His words were painfully honest, speaking truth not just to what European civilization had visited upon Indigenous peoples, but also to what we had brought upon ourselves:
We tried to make you be like us and in so doing we helped to destroy the vision that made you what you were. As a result, you, and we, are poorer and the image of the Creator in us is twisted, blurred, and we are not what we are meant by God to be.
Two years later, the Indigenous church acknowledged the Apology as “an important step forward” and expressed its hope and prayer “that the Apology is not symbolic but that these are the words of action and sincerity.”
This conversation changed us as a church, shifting our identity and setting us on a continuing journey from apology toward reconciliation.
As we approach the anniversary of the Apology, I invite you to join in reflecting on what it continues to mean to us as a church and how we can, as individuals and communities of faith, live it out in action and sincerity.
I invite you to take time at an upcoming meeting of Conference or presbytery to read both the Apology and the Indigenous church’s response, and to reflect on them in light of the Calls to Action of the Truth and Reconciliation Commission. Resources have been prepared to help you with this—please see below.
I also invite you to make use of a new worship service marking the Apology that we will make available for use in your community of faith on June 5 or 12. This material will also be posted on this website soon.
And finally, I invite you to pilgrimage with me and with representatives of the Indigenous church to the site where Elders received the Apology in 1986. In 1988, in what we now recognize as the settler (non-Indigenous) church’s first step toward reconciliation, Manitou Conference erected—but, on the guidance of Elder Art Solomon, did not complete—a cairn on this site. It stands as a reminder to us of the promise we made and the work still required to fulfill that promise. Please join us there on August 20, or visit the site yourself at another time.

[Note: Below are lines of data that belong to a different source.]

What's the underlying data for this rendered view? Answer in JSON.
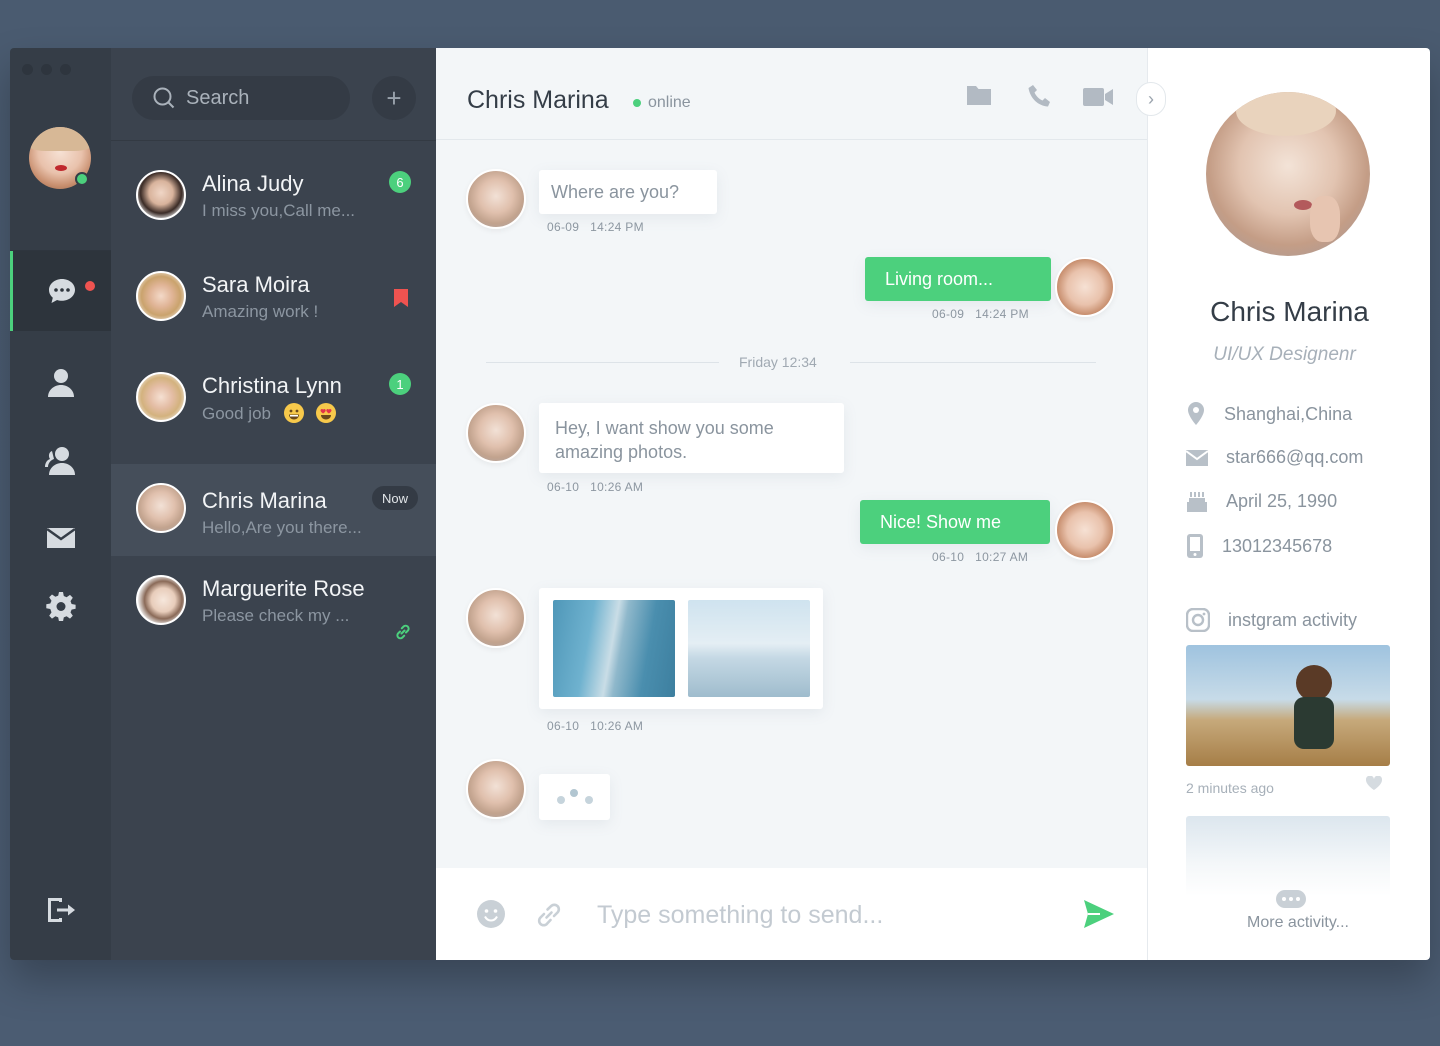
{
  "chat_header": {
    "title": "Chris Marina",
    "status": "online"
  },
  "search": {
    "placeholder": "Search"
  },
  "conversations": [
    {
      "name": "Alina Judy",
      "preview": "I miss you,Call me...",
      "badge": "6"
    },
    {
      "name": "Sara Moira",
      "preview": "Amazing work !",
      "flag": "bookmark-icon"
    },
    {
      "name": "Christina Lynn",
      "preview": "Good job",
      "badge": "1",
      "emojis": [
        "grinning-emoji",
        "heart-eyes-emoji"
      ]
    },
    {
      "name": "Chris Marina",
      "preview": "Hello,Are you there...",
      "tag": "Now"
    },
    {
      "name": "Marguerite Rose",
      "preview": "Please check my ...",
      "flag": "link-icon"
    }
  ],
  "messages": [
    {
      "dir": "in",
      "text": "Where are you?",
      "date": "06-09",
      "time": "14:24 PM"
    },
    {
      "dir": "out",
      "text": "Living room...",
      "date": "06-09",
      "time": "14:24 PM"
    },
    {
      "divider": "Friday 12:34"
    },
    {
      "dir": "in",
      "text": "Hey, I want show you some amazing photos.",
      "date": "06-10",
      "time": "10:26 AM"
    },
    {
      "dir": "out",
      "text": "Nice! Show me",
      "date": "06-10",
      "time": "10:27 AM"
    },
    {
      "dir": "in",
      "type": "photos",
      "photos": [
        "building-photo",
        "sea-photo"
      ],
      "date": "06-10",
      "time": "10:26 AM"
    },
    {
      "dir": "in",
      "type": "typing"
    }
  ],
  "composer": {
    "placeholder": "Type something to send..."
  },
  "profile": {
    "name": "Chris Marina",
    "role": "UI/UX Designenr",
    "location": "Shanghai,China",
    "email": "star666@qq.com",
    "birthday": "April 25, 1990",
    "phone": "13012345678",
    "instagram_label": "instgram activity",
    "post_time": "2 minutes ago",
    "more_label": "More activity..."
  },
  "colors": {
    "accent": "#4cd07d",
    "rail_bg": "#353d47",
    "list_bg": "#3b434e",
    "notification": "#ef5350",
    "bookmark": "#ef5350"
  }
}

As I began preparing for the August trip, which will involve worship at a local church on Sunday, I turned to the lectionary and found the familiar text of Isaiah 58. It reminds us that if we choose the fast of justice, then “your ancient ruins shall be rebuilt; you shall raise up the foundations of many generations; you shall be called the repairer of the breach, the restorer of streets to live in.”
It is a comforting thought, that we can revisit the past, and although we cannot undo the harms we have caused, we can make amends. We can repair what we have torn apart and restore what we have destroyed. But as Isaiah reminds us, it is a choice we make. Please join with me this spring and summer in recommitting to that choice we made as a church 30 years ago as we continue the journey from Apology towards Reconciliation.
The Right Reverend Jordan Cantwell
The United Church of Canada